Weather Radar Applications


Weather radar is an integral part of modern weather observation systems and supports operations of national meteorological institutes. The most common application for weather radar is to monitor weather conditions, nationally and locally. A government agency, such as the National Weather Service in the U.S., for example, uses weather radar to provide weather information and warnings to the public. Other applications include using it to enhance numerical weather models, or defense agencies using weather radar for national security and disaster preparedness.

The New Zealand MetService uses Vaisala weather radar to distinguish between precipitation types in clouds, analyze raindrop size, and extend their forecasting range for better forecasting and planning.

A Vaisala weather radar allows meteorologists to:

  • Safeguard more lives and properties with improved, more accurate warnings
  • Get a more detailed analysis of individual weather systems, especially precipitation types
  • Extend a Severe Thunderstorm Warning Service range

Hydrological Services​

Weather radar can be used for hydrological applications, and helps with flood forecasting and water management. Precipitation amounts can vary widely across a forecast area. Weather radar observations will indicate these amounts, and provide a "big picture" view of the situation. Other surface measurements can only detect amounts at their location. Even with a network of surface measurements, the weather radar is better at giving the forecaster a view of the entire area, and will allow them to decide whether or not a flood warning is necessary, or if the warning can be confined to a smaller area.

For water management and hydrological generation, using weather radar can improve precipitation estimates and help authorities plan for the needs of their communities.  Ensuring adequate fresh water supplies for growing urban populations as well as domestic agricultural production requires accurate precipitation measurements. With constant monitoring, farmers can optimize their irrigation, drainage, seeding, and pesticide applications, and monitor water levels against overuse.
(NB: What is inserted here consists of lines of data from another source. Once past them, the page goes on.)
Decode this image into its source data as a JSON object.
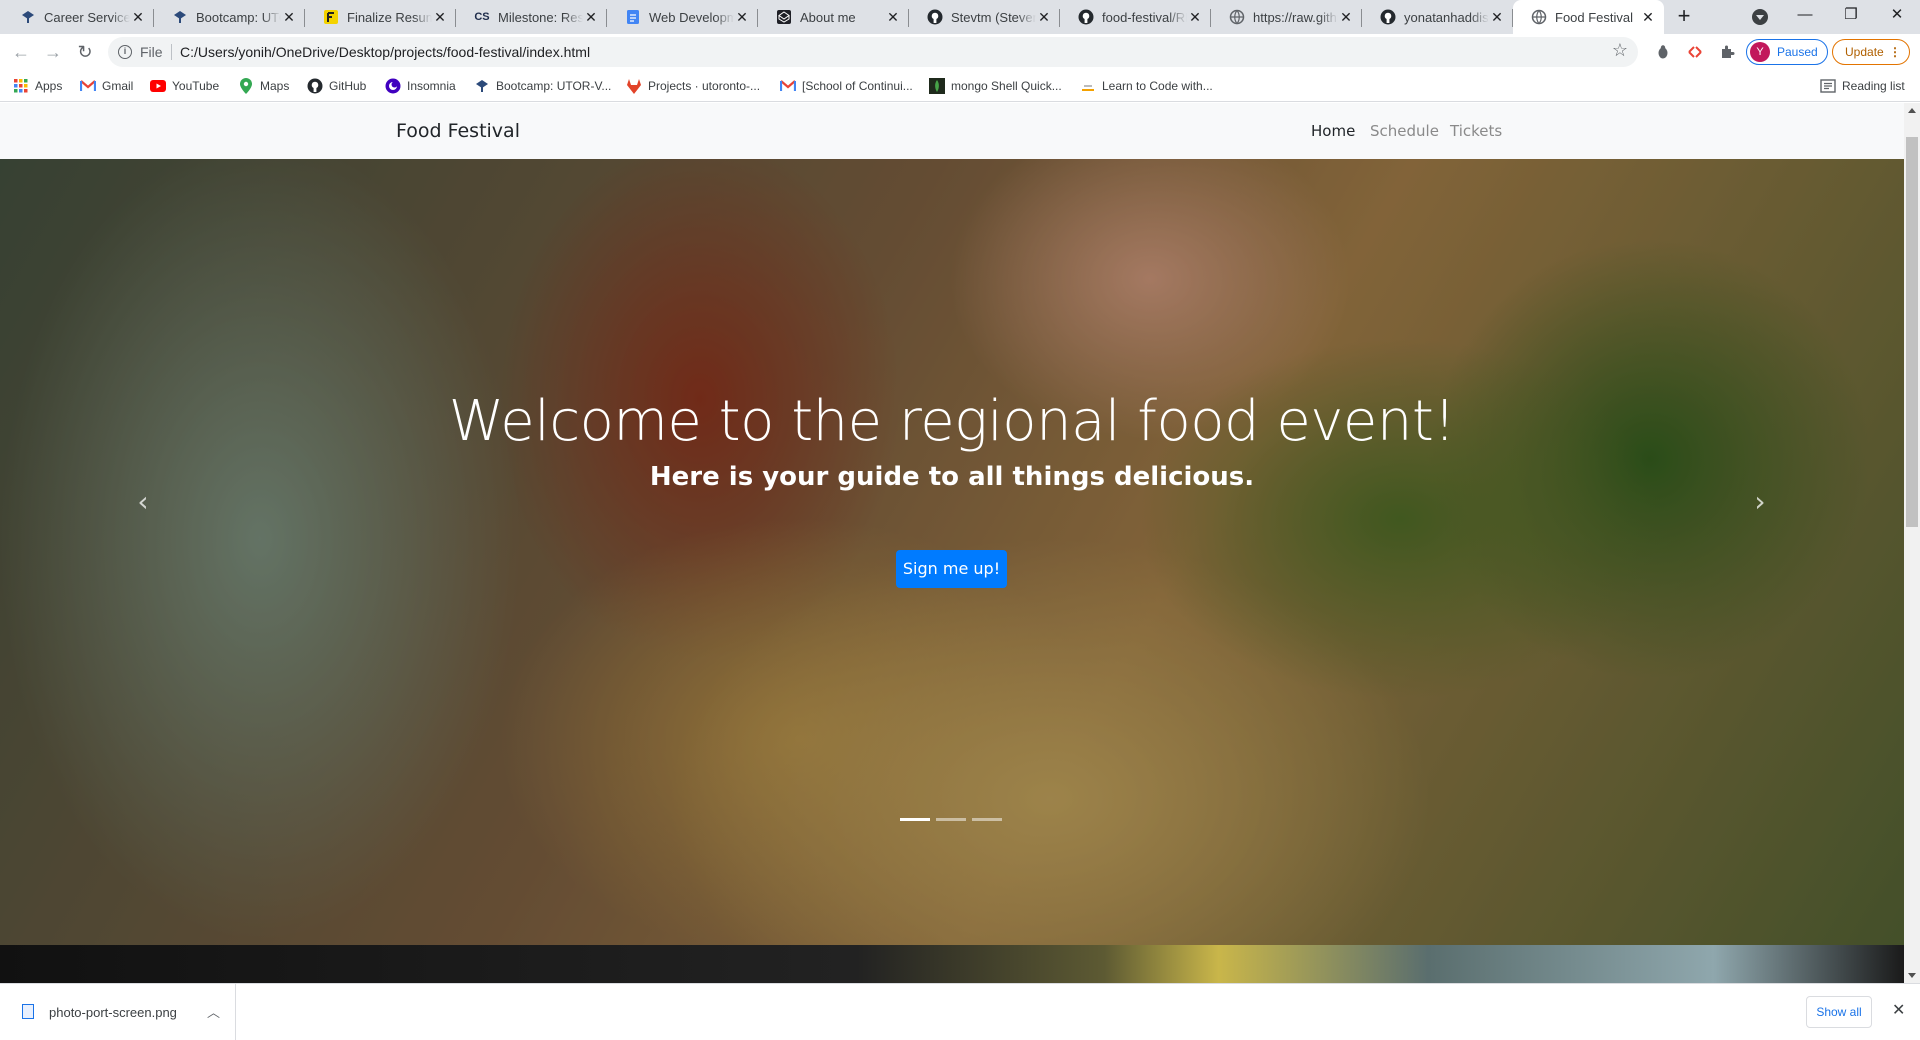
{
  "browser": {
    "tabs": [
      {
        "title": "Career Services",
        "icon": "bootcamp-logo-icon",
        "active": false
      },
      {
        "title": "Bootcamp: UTOR",
        "icon": "bootcamp-logo-icon",
        "active": false
      },
      {
        "title": "Finalize Resume",
        "icon": "resume-logo-icon",
        "active": false
      },
      {
        "title": "Milestone: Resu",
        "icon": "cs-logo-icon",
        "active": false
      },
      {
        "title": "Web Developme",
        "icon": "docs-icon",
        "active": false
      },
      {
        "title": "About me",
        "icon": "codepen-icon",
        "active": false
      },
      {
        "title": "Stevtm (Steven",
        "icon": "github-icon",
        "active": false
      },
      {
        "title": "food-festival/RE",
        "icon": "github-icon",
        "active": false
      },
      {
        "title": "https://raw.githu",
        "icon": "globe-icon",
        "active": false
      },
      {
        "title": "yonatanhaddish",
        "icon": "github-icon",
        "active": false
      },
      {
        "title": "Food Festival",
        "icon": "globe-icon",
        "active": true
      }
    ],
    "address": {
      "scheme_label": "File",
      "url": "C:/Users/yonih/OneDrive/Desktop/projects/food-festival/index.html"
    },
    "profile": {
      "initial": "Y",
      "status": "Paused"
    },
    "update_label": "Update",
    "bookmarks": [
      {
        "label": "Apps",
        "icon": "apps-grid-icon"
      },
      {
        "label": "Gmail",
        "icon": "gmail-icon"
      },
      {
        "label": "YouTube",
        "icon": "youtube-icon"
      },
      {
        "label": "Maps",
        "icon": "maps-pin-icon"
      },
      {
        "label": "GitHub",
        "icon": "github-icon"
      },
      {
        "label": "Insomnia",
        "icon": "insomnia-icon"
      },
      {
        "label": "Bootcamp: UTOR-V...",
        "icon": "bootcamp-logo-icon"
      },
      {
        "label": "Projects · utoronto-...",
        "icon": "gitlab-icon"
      },
      {
        "label": "[School of Continui...",
        "icon": "gmail-icon"
      },
      {
        "label": "mongo Shell Quick...",
        "icon": "mongo-icon"
      },
      {
        "label": "Learn to Code with...",
        "icon": "learn-code-icon"
      }
    ],
    "reading_list_label": "Reading list"
  },
  "site": {
    "brand": "Food Festival",
    "nav": [
      {
        "label": "Home",
        "current": true
      },
      {
        "label": "Schedule",
        "current": false
      },
      {
        "label": "Tickets",
        "current": false
      }
    ],
    "hero": {
      "title": "Welcome to the regional food event!",
      "subtitle": "Here is your guide to all things delicious.",
      "cta": "Sign me up!",
      "slide_count": 3,
      "active_slide": 1
    }
  },
  "downloads": {
    "file_name": "photo-port-screen.png",
    "show_all_label": "Show all"
  },
  "colors": {
    "primary_button": "#007bff",
    "navbar_bg": "#f8f9fa",
    "chrome_tabstrip": "#dee1e6"
  }
}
In addition, hydroelectricity is entirely dependent on the constant replenishing of water reservoirs. Thus, operators need real-time observation and forecast data to ensure they have the precipitation available for resupply.


There is increasing use of weather radar for aviation applications. By implementing weather radar, an airport can use the following tools to increase efficiency at an airport and mitigate risk:
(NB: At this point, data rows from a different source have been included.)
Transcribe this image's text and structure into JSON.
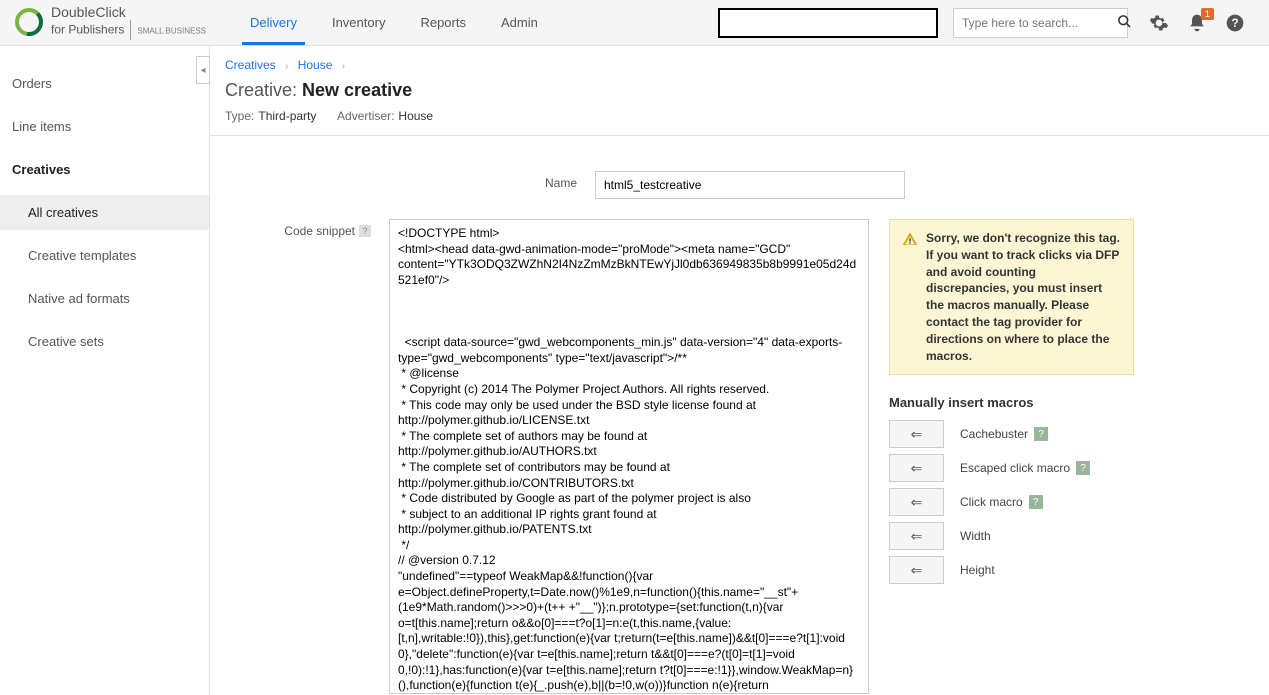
{
  "header": {
    "product_name1": "DoubleClick",
    "product_name2": "for Publishers",
    "product_edition": "SMALL BUSINESS",
    "nav": [
      "Delivery",
      "Inventory",
      "Reports",
      "Admin"
    ],
    "search_placeholder": "Type here to search...",
    "notif_count": "1"
  },
  "sidebar": {
    "items": [
      "Orders",
      "Line items",
      "Creatives"
    ],
    "sub_items": [
      "All creatives",
      "Creative templates",
      "Native ad formats",
      "Creative sets"
    ]
  },
  "breadcrumb": [
    "Creatives",
    "House"
  ],
  "page": {
    "title_prefix": "Creative: ",
    "title": "New creative",
    "type_label": "Type:",
    "type_value": "Third-party",
    "advertiser_label": "Advertiser:",
    "advertiser_value": "House"
  },
  "form": {
    "name_label": "Name",
    "name_value": "html5_testcreative",
    "code_label": "Code snippet",
    "code_snippet": "<!DOCTYPE html>\n<html><head data-gwd-animation-mode=\"proMode\"><meta name=\"GCD\" content=\"YTk3ODQ3ZWZhN2I4NzZmMzBkNTEwYjJl0db636949835b8b9991e05d24d521ef0\"/>\n\n\n\n  <script data-source=\"gwd_webcomponents_min.js\" data-version=\"4\" data-exports-type=\"gwd_webcomponents\" type=\"text/javascript\">/**\n * @license\n * Copyright (c) 2014 The Polymer Project Authors. All rights reserved.\n * This code may only be used under the BSD style license found at\nhttp://polymer.github.io/LICENSE.txt\n * The complete set of authors may be found at\nhttp://polymer.github.io/AUTHORS.txt\n * The complete set of contributors may be found at\nhttp://polymer.github.io/CONTRIBUTORS.txt\n * Code distributed by Google as part of the polymer project is also\n * subject to an additional IP rights grant found at\nhttp://polymer.github.io/PATENTS.txt\n */\n// @version 0.7.12\n\"undefined\"==typeof WeakMap&&!function(){var e=Object.defineProperty,t=Date.now()%1e9,n=function(){this.name=\"__st\"+(1e9*Math.random()>>>0)+(t++ +\"__\")};n.prototype={set:function(t,n){var o=t[this.name];return o&&o[0]===t?o[1]=n:e(t,this.name,{value:[t,n],writable:!0}),this},get:function(e){var t;return(t=e[this.name])&&t[0]===e?t[1]:void 0},\"delete\":function(e){var t=e[this.name];return t&&t[0]===e?(t[0]=t[1]=void 0,!0):!1},has:function(e){var t=e[this.name];return t?t[0]===e:!1}},window.WeakMap=n}(),function(e){function t(e){_.push(e),b||(b=!0,w(o))}function n(e){return"
  },
  "warning": "Sorry, we don't recognize this tag. If you want to track clicks via DFP and avoid counting discrepancies, you must insert the macros manually. Please contact the tag provider for directions on where to place the macros.",
  "macros": {
    "title": "Manually insert macros",
    "items": [
      {
        "label": "Cachebuster",
        "help": true
      },
      {
        "label": "Escaped click macro",
        "help": true
      },
      {
        "label": "Click macro",
        "help": true
      },
      {
        "label": "Width",
        "help": false
      },
      {
        "label": "Height",
        "help": false
      }
    ]
  }
}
  • Detect all types of precipitation, especially dangerous types for aircraft, such as hail
  • Identify the presence of super-cooled water droplets, which can cause icing problems for aircraft
  • Determine the intensity of precipitation that would allow the ground crews to work under safe conditions
  • Have the tools needed for air traffic controllers and pilots to better execute pre-flight planning and make safe approaches and landings
  • Forecast weather significantly outside the boundaries of terminal area and make appropriate plans to mitigate risk and to optimize airport operations considering the beginning and the end of a storm
  • Wind shear, microbursts or gust fronts can have deadly effects on airport operations.  Weather radar add the ability to detect and analyze wind, most importantly wind shear.
  • Radar helps an airport to comply with International Civil Aviation Organization (ICAO) Annex 3 requirements for wind shear warnings.
  • Weather radar can be used to measure non-meteorological objects, like birds and insects, which can have a negative effect on efficient airport operations.

No one can control the weather, so the best thing we can do is mitigate the risks, take proper precautions, and be prepared for the weather conditions that affect the aviation industry.  Implementing a Vaisala weather radar at or near an airport location is one way to improve safety, increase operational efficiencies, and save costs due to delays in air travel.